When the word "nhìn" shows up in a line of the records below, copy that line.

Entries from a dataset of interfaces
━━━━━━
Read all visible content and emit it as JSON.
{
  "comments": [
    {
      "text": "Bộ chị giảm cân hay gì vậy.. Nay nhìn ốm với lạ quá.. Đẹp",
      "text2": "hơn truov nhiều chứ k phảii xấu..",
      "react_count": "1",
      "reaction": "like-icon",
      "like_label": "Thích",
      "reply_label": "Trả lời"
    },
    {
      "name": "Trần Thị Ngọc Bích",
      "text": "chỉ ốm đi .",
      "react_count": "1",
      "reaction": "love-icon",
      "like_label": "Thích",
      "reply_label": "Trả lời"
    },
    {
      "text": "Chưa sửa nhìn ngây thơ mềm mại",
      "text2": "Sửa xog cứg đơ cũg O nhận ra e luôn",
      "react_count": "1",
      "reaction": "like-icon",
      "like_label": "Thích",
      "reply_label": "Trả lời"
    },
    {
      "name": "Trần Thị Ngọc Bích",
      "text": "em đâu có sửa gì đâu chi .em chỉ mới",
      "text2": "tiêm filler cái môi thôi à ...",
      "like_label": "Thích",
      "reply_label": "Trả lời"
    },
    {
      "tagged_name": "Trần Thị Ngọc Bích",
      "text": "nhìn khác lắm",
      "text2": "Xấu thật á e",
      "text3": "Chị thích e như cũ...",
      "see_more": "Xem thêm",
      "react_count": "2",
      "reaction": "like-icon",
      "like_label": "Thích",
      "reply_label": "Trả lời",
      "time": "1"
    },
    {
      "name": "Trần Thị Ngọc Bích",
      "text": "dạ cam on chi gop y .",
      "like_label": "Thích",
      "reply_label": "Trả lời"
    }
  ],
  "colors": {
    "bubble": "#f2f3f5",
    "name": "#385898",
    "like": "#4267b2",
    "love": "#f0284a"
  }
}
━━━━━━
(Result for this exercise):
      "text": "Bộ chị giảm cân hay gì vậy.. Nay nhìn ốm với lạ quá.. Đẹp",
      "text": "Chưa sửa nhìn ngây thơ mềm mại",
      "text": "nhìn khác lắm",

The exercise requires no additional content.